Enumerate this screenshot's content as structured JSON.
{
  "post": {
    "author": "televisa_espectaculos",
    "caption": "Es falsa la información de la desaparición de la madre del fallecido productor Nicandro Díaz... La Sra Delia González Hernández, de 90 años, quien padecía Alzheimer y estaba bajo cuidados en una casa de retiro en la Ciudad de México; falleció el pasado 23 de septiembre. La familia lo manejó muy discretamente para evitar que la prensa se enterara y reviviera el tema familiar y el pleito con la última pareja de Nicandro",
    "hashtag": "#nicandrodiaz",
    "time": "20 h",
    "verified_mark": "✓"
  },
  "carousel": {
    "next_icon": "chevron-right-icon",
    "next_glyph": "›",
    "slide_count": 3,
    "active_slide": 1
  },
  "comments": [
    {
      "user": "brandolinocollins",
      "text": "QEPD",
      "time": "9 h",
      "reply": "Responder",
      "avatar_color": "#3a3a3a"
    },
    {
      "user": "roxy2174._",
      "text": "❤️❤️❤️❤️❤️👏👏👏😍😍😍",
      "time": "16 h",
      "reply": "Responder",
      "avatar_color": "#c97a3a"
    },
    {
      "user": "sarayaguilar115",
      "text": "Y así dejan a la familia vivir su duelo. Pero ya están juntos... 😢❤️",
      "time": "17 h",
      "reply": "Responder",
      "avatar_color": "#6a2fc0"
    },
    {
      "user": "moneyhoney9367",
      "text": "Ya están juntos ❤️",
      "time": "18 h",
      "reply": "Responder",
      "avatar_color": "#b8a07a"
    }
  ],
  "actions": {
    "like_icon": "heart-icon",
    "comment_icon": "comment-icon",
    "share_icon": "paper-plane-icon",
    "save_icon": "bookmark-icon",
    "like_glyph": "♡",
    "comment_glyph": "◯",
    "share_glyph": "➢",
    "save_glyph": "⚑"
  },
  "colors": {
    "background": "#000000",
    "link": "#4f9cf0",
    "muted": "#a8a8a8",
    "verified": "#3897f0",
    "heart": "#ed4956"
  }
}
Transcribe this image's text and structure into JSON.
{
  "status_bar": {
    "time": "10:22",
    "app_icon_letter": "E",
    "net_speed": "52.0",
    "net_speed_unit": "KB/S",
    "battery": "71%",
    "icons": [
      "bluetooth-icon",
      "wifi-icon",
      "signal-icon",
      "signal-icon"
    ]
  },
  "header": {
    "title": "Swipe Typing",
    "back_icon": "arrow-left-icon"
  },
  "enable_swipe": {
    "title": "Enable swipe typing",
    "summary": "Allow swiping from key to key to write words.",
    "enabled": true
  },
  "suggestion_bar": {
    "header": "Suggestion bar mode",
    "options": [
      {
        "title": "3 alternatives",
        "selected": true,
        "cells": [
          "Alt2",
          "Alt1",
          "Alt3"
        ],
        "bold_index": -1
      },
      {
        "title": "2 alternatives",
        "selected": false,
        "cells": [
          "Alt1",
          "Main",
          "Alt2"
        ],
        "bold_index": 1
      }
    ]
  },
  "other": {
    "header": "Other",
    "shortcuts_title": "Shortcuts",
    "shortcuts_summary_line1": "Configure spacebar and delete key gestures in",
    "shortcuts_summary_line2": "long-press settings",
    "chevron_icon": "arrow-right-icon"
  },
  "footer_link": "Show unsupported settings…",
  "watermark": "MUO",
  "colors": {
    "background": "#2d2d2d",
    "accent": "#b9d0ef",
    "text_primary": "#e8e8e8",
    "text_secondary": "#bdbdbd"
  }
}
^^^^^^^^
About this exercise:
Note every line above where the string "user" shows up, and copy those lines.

The answer:
      "user": "brandolinocollins",
      "user": "roxy2174._",
      "user": "sarayaguilar115",
      "user": "moneyhoney9367",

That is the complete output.